Pride and Prejudice and Zombies: Sleepwalking, by Rudie Obias
There’s just something about mixing movie genres that can be really exciting. Movies like From Dusk Til Dawn and Never Let Me Go prove that striking a balance between two very different genres can bring out the best in both, revitalizing what we thought we had a handle on. Unfortunately, Pride and Prejudice and Zombies doesn’t fit as either a good Jane Austen adaptation or a zombie movie with tension and gore. However, it partially succeeds thanks in part to some of its charming cast.
Everything you need to know about Pride and Prejudice and Zombies (PPZ) comes from its title. It’s a somewhat-faithful adaptation of Jane Austen’s classic novel, only with zombies injected into the setting and plot. One of the most clever ways the film brings an audience into its world is during it’s opening credits sequence, which places our characters in a post-apocalyptic 19th Century where the undead threaten the way of life of Regency-era England. The movie follows Elizabeth Bennet (Lily James) and her family’s pursuit to marry her off into a successful and wealthy family, only to find that she’s perfectly independent, a skilled warrior, and an excellent zombie killer. She has potential suitors who try to “tame” her to their way of life, while she’s only concerned with her family and survival.
PPZ fails as a Jane Austen adaptation because it doesn’t seem to understand the satire or biting wit that comes from reading (or watching a good movie adaptation of) Pride and Prejudice. Its potential male suitors for Elizabeth or the Bennet daughters don’t have an ounce a charisma or personality that anyone could find pleasing. Instead, they’re superficially attractive and simply dark and brooding without any proper context or backstory. The clever satire on Old English way of life or aristocracy also seems to be completely missing from PPZ, as zombies and the way in which to slay them don’t quite mesh with the original (Jane Austen or Seth Grahame-Smith’s mashup). The wealthy study the Japanese martial arts to kill the undead, while the lower classes study Chinese Shaolin style. Neither are ever really pressed upon in the movie because the action is just hideous.
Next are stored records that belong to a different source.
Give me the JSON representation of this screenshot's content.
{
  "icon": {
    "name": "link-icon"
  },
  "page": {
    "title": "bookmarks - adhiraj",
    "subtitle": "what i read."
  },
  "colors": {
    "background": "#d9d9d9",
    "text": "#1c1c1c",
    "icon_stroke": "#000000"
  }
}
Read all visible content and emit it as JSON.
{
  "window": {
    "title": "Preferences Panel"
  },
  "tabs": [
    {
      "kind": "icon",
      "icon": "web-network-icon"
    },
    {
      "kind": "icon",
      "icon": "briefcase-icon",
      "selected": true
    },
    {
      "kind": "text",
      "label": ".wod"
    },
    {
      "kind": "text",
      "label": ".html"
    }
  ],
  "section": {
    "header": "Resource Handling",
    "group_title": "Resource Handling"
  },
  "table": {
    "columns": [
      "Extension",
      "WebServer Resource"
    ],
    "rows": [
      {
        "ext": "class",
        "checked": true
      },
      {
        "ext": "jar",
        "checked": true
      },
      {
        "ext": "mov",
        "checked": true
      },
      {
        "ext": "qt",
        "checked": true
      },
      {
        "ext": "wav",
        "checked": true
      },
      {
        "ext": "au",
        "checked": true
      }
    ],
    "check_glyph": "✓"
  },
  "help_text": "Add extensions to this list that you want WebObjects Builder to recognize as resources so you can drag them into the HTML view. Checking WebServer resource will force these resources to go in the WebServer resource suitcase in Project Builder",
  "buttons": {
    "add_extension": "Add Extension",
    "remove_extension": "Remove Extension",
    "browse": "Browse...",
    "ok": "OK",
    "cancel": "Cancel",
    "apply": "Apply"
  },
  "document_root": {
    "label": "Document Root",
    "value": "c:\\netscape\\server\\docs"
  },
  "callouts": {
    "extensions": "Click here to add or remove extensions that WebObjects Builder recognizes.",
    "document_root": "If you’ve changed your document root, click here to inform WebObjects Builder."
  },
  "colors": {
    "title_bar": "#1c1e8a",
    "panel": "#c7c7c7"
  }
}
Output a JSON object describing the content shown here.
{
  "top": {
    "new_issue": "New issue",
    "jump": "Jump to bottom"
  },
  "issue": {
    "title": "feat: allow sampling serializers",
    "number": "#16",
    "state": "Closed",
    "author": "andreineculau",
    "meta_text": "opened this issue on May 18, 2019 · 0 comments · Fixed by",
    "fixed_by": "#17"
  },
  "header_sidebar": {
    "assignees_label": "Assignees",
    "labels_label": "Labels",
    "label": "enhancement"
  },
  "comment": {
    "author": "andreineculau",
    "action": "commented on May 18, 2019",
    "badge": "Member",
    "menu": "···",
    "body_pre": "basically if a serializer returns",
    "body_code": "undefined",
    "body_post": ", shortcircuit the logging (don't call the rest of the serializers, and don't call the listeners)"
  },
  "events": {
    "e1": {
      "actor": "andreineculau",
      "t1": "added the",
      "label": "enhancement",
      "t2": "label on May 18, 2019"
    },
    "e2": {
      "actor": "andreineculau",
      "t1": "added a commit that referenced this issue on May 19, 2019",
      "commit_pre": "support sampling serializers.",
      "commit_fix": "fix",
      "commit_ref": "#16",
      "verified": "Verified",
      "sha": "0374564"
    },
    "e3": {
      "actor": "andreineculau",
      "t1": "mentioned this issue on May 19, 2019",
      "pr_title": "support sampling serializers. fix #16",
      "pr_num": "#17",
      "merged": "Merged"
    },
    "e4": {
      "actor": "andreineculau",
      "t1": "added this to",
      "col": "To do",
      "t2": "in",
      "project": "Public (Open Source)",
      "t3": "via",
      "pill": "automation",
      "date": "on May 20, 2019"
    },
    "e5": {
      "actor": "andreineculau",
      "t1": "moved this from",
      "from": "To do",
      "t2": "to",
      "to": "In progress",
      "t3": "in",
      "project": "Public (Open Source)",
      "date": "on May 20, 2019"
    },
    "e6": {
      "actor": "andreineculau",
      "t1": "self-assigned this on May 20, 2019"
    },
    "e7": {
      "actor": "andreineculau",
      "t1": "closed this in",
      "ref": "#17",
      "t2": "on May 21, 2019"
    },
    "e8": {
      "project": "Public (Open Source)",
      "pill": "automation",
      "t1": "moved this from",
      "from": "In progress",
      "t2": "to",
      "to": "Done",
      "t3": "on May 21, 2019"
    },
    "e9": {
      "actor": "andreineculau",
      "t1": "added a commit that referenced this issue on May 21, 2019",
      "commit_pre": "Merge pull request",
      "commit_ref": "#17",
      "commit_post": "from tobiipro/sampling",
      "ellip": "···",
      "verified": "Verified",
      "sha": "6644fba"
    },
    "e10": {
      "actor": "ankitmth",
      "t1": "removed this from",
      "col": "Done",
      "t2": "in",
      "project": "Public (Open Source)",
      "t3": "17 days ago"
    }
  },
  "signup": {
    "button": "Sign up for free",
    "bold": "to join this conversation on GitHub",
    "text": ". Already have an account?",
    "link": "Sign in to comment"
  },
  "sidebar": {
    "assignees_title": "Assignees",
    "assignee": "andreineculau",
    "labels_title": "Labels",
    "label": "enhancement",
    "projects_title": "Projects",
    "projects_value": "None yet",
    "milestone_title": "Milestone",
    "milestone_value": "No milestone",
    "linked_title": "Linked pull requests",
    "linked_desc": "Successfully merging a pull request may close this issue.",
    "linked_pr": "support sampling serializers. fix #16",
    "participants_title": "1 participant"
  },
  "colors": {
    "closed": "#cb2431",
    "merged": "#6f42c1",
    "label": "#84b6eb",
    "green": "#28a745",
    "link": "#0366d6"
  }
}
Directed by Burr Steers, PPZ also doesn’t succeed as a zombie movie because there is very little in the way of tension or a palpable threat. When you don’t feel that anyone in the main cast can die at any moment, then you completely fail as a zombie movie. With no blood and gore, Steers tries to be creative with the zombie kills with dumb point-of-view camera angles that just really come off as lazy and uninventive. All the action is hidden behind dark scenes and clumsy medium shots that it’s almost impossible to get any thrilling or excitement when zombies are threatening the living. The big question is: Why emphasize Asian martial arts style when you can’t see the beauty of it on the big screen?
One of the only real saving graces of PPZ is the magnificent Lily James. She was charming in last year’s Cinderella and she’s just as captivating and lovely in this movie. She’s a real star with a strong presence as Elizabeth Bennett. James makes PPZ tolerable and somewhat amusing, but almost everything around her just gets in the way. She’s much better than the movie she’s in, which is why it’s really frustrating when a movie has a good premise and interesting cast, but doesn’t capitalize on its wonderful elements. Matt Smith and Lena Headey also provide some points of interest as the potential suitor Mr. Collins and Lady Catherine de Bourgh, respectively, but there’s simply not enough of them in the movie to recommend it.
Pride and Prejudice and Zombies is slightly entertaining, while it doesn’t even live up to the title. Yes, there is some Pride and some Prejudice and a whole shit load of Zombies, but it’s only a very superficial and unexciting version of the genre mashup that was promised.